By Brooke Schultz
A love for the Chestertown community motivated first-time councilmen Ellsworth Tolliver and David Foster to run for ward seats in the town’s local election last year.
The councilmen and Mayor Chris Cerino, who was elected for his second term, were sworn in at the first Mayor and Town Council meeting on Tuesday, Jan. 2.
Chestertown consists of four wards, which are each represented at Mayor and Town Council. In addition to Tolliver and Foster’s seats, which were up for election in 2017, Linda Kuiper represents the Second Ward and Marty Stetson represents the Fourth Ward.
Foster represents the First Ward, which runs from Water Street to Bohemia. After the national 2016 election, Foster said he decided to respond differently; he began a “tour” of his friends, family, and old schoolmates who voted for President Donald Trump to understand their perspective. This led him to getting involved in government at the most basic level, he said.
“I really love Chestertown,” he said. “I have lived all over the world and consciously chose this [town].”
Foster has worked as a civil engineer and urban planner and, because he knew that small towns “all over our country were facing challenges,” he thought he could make a difference in Chestertown.
One of his goals is to create conditions for more young people to want to move to Chestertown.
“We have a big block of retired people and they’re terrific and they’re a great resource, but when they begin to outnumber the young people, you lose certain vitality, you lose the people who are entrepreneurial,” he said.
He also wants to bring students to the downtown area, as well as encourage them to let their voices be heard in local politics.
“I went to a number of meetings and listened in, rarely saw students,” he said. “It would be interesting to see if students could come; if they have interests—complaints or an idea—come to a meeting. I want to advocate for them having a voice.”
Foster said that President Kurt Landgraf’s interest in the community distinguishes him positively.
“We’re in a fight to hang on to the hospital; Landgraf was there.
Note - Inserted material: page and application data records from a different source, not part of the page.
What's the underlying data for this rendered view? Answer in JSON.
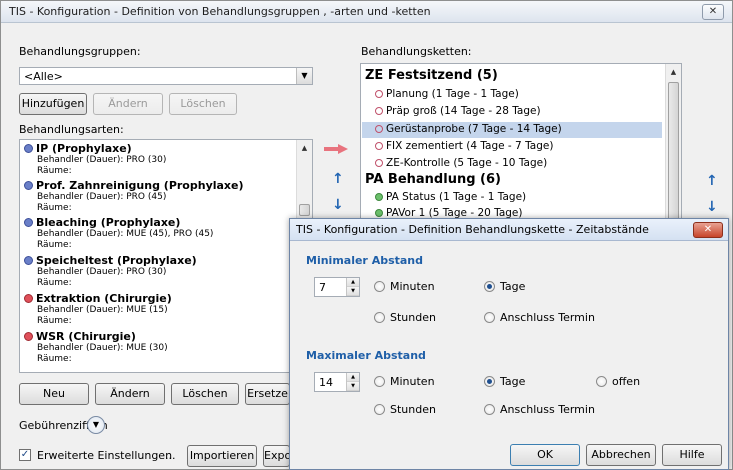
{
  "window": {
    "title": "TIS - Konfiguration - Definition von Behandlungsgruppen , -arten und -ketten",
    "close_glyph": "✕"
  },
  "gruppen": {
    "label": "Behandlungsgruppen:",
    "selected": "<Alle>",
    "buttons": {
      "add": "Hinzufügen",
      "edit": "Ändern",
      "delete": "Löschen"
    }
  },
  "arten": {
    "label": "Behandlungsarten:",
    "items": [
      {
        "name": "IP (Prophylaxe)",
        "behandler": "Behandler (Dauer): PRO (30)",
        "raeume": "Räume:",
        "color": "#6a7fc8"
      },
      {
        "name": "Prof. Zahnreinigung (Prophylaxe)",
        "behandler": "Behandler (Dauer): PRO (45)",
        "raeume": "Räume:",
        "color": "#6a7fc8"
      },
      {
        "name": "Bleaching (Prophylaxe)",
        "behandler": "Behandler (Dauer): MUE (45), PRO (45)",
        "raeume": "Räume:",
        "color": "#6a7fc8"
      },
      {
        "name": "Speicheltest (Prophylaxe)",
        "behandler": "Behandler (Dauer): PRO (30)",
        "raeume": "Räume:",
        "color": "#6a7fc8"
      },
      {
        "name": "Extraktion (Chirurgie)",
        "behandler": "Behandler (Dauer): MUE (15)",
        "raeume": "Räume:",
        "color": "#e0505a"
      },
      {
        "name": "WSR (Chirurgie)",
        "behandler": "Behandler (Dauer): MUE (30)",
        "raeume": "Räume:",
        "color": "#e0505a"
      }
    ],
    "buttons": {
      "new": "Neu",
      "edit": "Ändern",
      "delete": "Löschen",
      "replace": "Ersetze"
    }
  },
  "gebuehren": {
    "label": "Gebührenziffern"
  },
  "extended": {
    "label": "Erweiterte Einstellungen",
    "checked": true,
    "more": "...",
    "import": "Importieren",
    "export": "Expo"
  },
  "ketten": {
    "label": "Behandlungsketten:",
    "groups": [
      {
        "title": "ZE Festsitzend (5)",
        "color": "#c0506a",
        "items": [
          "Planung (1 Tage - 1 Tage)",
          "Präp groß (14 Tage - 28 Tage)",
          "Gerüstanprobe (7 Tage - 14 Tage)",
          "FIX zementiert (4 Tage - 7 Tage)",
          "ZE-Kontrolle (5 Tage - 10 Tage)"
        ],
        "selected_index": 2
      },
      {
        "title": "PA Behandlung (6)",
        "color": "#4aa84a",
        "items": [
          "PA Status (1 Tage - 1 Tage)",
          "PAVor 1 (5 Tage - 20 Tage)"
        ]
      }
    ]
  },
  "dialog": {
    "title": "TIS - Konfiguration - Definition Behandlungskette - Zeitabstände",
    "close_glyph": "✕",
    "min": {
      "heading": "Minimaler Abstand",
      "value": "7",
      "options": {
        "minuten": "Minuten",
        "tage": "Tage",
        "stunden": "Stunden",
        "anschluss": "Anschluss Termin"
      },
      "selected": "tage"
    },
    "max": {
      "heading": "Maximaler Abstand",
      "value": "14",
      "options": {
        "minuten": "Minuten",
        "tage": "Tage",
        "offen": "offen",
        "stunden": "Stunden",
        "anschluss": "Anschluss Termin"
      },
      "selected": "tage"
    },
    "buttons": {
      "ok": "OK",
      "cancel": "Abbrechen",
      "help": "Hilfe"
    }
  }
}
With the local United Way, he approached them and asked how he could help,” he said.
Tolliver’s Third Ward runs from Kent Street, behind the College, through to the farms.
A retired public school teacher, Tolliver said that he ran because he wanted to bring a sense of neighborhood and community to the Third Ward.
Coming into his term, he said he has two goals for certain: to establish a Third Ward business council, and establish a neighborhood association.
“I see that as my role, to be a cheerleader for what’s going on in these neighborhoods,” he said.
A Chestertown native, Tolliver said that he grew up on College Avenue, within walking distance of the College, but he never had much to do with the institution.
“WC is available to us as people who live here in Chestertown,” he said. “We [the College and the town] need to get to know each other a little better.”
He said that the College and the town has a long history of social activity in the Third Ward. In fact, he said, in the 60s, his grandfather brought the Freedom Riders to town. WC, he said, was a part of that.
“As WC grows, let everything and everybody grow with it,” he said. In addition, he said there should be recognition that “that there are racial problems in this area and [make] an effort to use the leverage WC has to deal with it—use white privilege to deal with racism.”
“My grandfather pushed me to be a leader,” he said. “I hope I’m making him proud right now.”
Cerino, whose first term as mayor ran from 2013-2017, said it’s nice to get a fresh set of eyes on the issues facing Chestertown.
“I think both David and Ellsworth are active to talk to people in their ward[s]. I’m impressed by their public engagement. It’s a great thing for the town over all,” he said.
Cerino decided to run for re-election to see the marina project on the Chester River through. In addition to his role in Chestertown’s local government, Cerino is the vice president of the Sultana Education Foundation.
“As a person who works there almost everyday, I see the potential there for a nice, functional marina to drive business into the downtown part of Chestertown,” he said. “I know first hand what needed to be done and knew how to fine tune the layout of the facility to make it work efficiently.”
Coming into his second term, Cerino said there are fewer physical projects that need to be done, but noted that, aside from the marina, he plans to focus on the rail trail system and Washington Park, both of which they just received grants for.
Beyond those, Cerino said he wants to continue bringing people downtown to stimulate the business economy there, improve cell service, get Kent County to bring the fiber network to town, continue “fighting the battle for a functional hospital,” and continue to work with the College.
“The College was helpful for getting funding for the marina in the last go-around,” he said. “I’m hoping to continue to collaborate. When the College and the town go in to get something accomplished, it’s a lot more bang for the buck. If we can tie the marina to the College’s ambitions downstream, it’s a much better sell for funders.”
Cerino was part of one of the WC’s pre-orientation programs at the start of the fall semester and he said that the program is great at introducing students to points of interest in Chestertown that they may not find on their own.
“For me, it’s always a great time when the College students are in town,” he said. “You add a lot of youth and vitality to the community and contribute to the local economy. … It’s a great thing to have the College in the town and I hope the students understand they’re appreciated.”